chachamim in two ways -- either via its impact on the sons directly. or
indirectly, via its impact on the potential facilitators, the parents.
Mention of the word "hergeil" leads the Sfas Emes to another phrase where -
- if one looks with eyes inspired by the Sfas Emes -- one can also find
the word "hergeil". But to understand what comes next, we must go back to
The reason why we light candles on Chanuka is : 'pirsu'mei nisa'. (That
is: to broadcast news of the miracle that we experienced on the first
Chanuka). We attempt to achieve persumei nisa by lighting candles which
passers-by can see, and remind themselves of the miracle. Accordingly,
the Shulchan Aruch (Orach Chayim, 672,b) tells us that Chanuka candles may
be lit: "ad she'tikaleh ha'regel min ha'shuk". In a non-literal
translation: "until traffic in the market-place stops". In a more-or-less
literal translation: "until the feet [of passers-by] are no longer in the
So much for the plain, simple meaning of the phrase: "ad she'tikahleh
ha'regel". The Sfas Emes leads us forward now to another dimension of
meaning. The word ha'regel means "the foot". But working with allusion
(remez), the Sfas Emes reads the word as "hergeil" -- habit, routine.
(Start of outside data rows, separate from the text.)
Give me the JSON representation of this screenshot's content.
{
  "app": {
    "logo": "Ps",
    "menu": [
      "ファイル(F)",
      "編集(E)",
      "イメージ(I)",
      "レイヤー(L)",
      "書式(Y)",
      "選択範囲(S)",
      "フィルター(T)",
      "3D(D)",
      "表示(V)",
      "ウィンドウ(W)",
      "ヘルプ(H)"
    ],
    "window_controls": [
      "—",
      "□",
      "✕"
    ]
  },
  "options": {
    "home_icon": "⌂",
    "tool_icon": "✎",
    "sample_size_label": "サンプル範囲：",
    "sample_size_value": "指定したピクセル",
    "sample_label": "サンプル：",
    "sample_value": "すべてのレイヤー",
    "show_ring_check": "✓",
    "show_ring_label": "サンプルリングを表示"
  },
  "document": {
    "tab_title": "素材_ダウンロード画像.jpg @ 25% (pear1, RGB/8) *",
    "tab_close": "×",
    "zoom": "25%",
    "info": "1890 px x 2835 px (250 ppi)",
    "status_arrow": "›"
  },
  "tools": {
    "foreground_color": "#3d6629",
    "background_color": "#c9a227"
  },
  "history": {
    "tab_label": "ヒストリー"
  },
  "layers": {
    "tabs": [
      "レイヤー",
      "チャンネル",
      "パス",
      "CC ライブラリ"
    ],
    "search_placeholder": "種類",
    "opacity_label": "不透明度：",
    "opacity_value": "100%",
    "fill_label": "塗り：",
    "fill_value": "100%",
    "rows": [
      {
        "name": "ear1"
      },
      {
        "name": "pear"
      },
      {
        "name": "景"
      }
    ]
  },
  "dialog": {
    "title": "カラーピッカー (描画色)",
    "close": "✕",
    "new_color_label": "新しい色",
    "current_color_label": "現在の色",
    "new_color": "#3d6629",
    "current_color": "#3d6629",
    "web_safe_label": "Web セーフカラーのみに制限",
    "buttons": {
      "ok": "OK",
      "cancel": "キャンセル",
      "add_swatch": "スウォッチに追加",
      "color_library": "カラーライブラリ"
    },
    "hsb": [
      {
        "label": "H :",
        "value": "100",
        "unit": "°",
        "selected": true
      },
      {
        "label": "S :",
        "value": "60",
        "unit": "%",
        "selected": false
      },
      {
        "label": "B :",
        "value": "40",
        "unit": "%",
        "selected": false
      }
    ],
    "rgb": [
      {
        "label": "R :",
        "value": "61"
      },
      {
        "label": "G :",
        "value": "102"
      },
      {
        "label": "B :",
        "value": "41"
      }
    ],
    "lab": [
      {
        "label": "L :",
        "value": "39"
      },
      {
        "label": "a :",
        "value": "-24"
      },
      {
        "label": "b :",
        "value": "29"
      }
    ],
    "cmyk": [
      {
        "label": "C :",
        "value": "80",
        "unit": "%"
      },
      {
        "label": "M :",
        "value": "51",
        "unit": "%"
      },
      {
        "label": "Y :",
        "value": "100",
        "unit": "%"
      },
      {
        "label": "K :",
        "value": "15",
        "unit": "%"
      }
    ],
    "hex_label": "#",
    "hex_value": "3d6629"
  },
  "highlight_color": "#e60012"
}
Thus
the Sfas Emes is telling us that we light the Chanuka candles to bring
renewal and remove habit from our Avodah.
Doing mitzvos as a matter of unthinking routine is a constant threat to
the active, conscious way in which we should strive to live our
relationship with HaShem. The Sfas Emes is telling us to let the Chanuka
candles remind us to focus our mind and our emotions on our actions when
we do mitzvos. "Hergeil" (routine; habit) is the enemy We should be aware
of what we are doing rather than live our Yiddishkeit as unthinking
creatures of habit .
Clearly, the Sfas Emes considered hergeil to be a very serious problem
for our Avodah.. Thus,. he felt it necessary to add two more non-pshats
that speak well of living on the edge , and speak ill of life submerged
in habit. The Sfas Emes quotes the pasuk ( Bereishis, 42: 31 ) where
the shevatim-- Yosef’s ten brothers—say : 'Keinim anachnu…" (.
ArtScroll : :” We are truthful men…” ) By contrast, the Sfas Emes shows
us another way to read the word “keinim” : namely, as coming from the
same root as ":hachana"—preparation.. This reading shows us the
shevatim as 'muchanim"--i,e., alert and ready to go forward in their
Avodah., The same thought comes through when the shevatim end the
sentence just quoted Thus, we hear: them saying :' Lo hayinu meRaGLim"
That is, we do not do our Avodah in a mode of regilus ( habit,
In deference to the Sfas Emes, who has called our attention.to a
potential problem.that threatens every shomeir Torah u’mitzvos, we say
once more : "Ad she'tikaleh hergeil min hashuk!"
Text Copyright © 2004 by Rabbi Dr. Nosson Chayim Leff and Torah.org.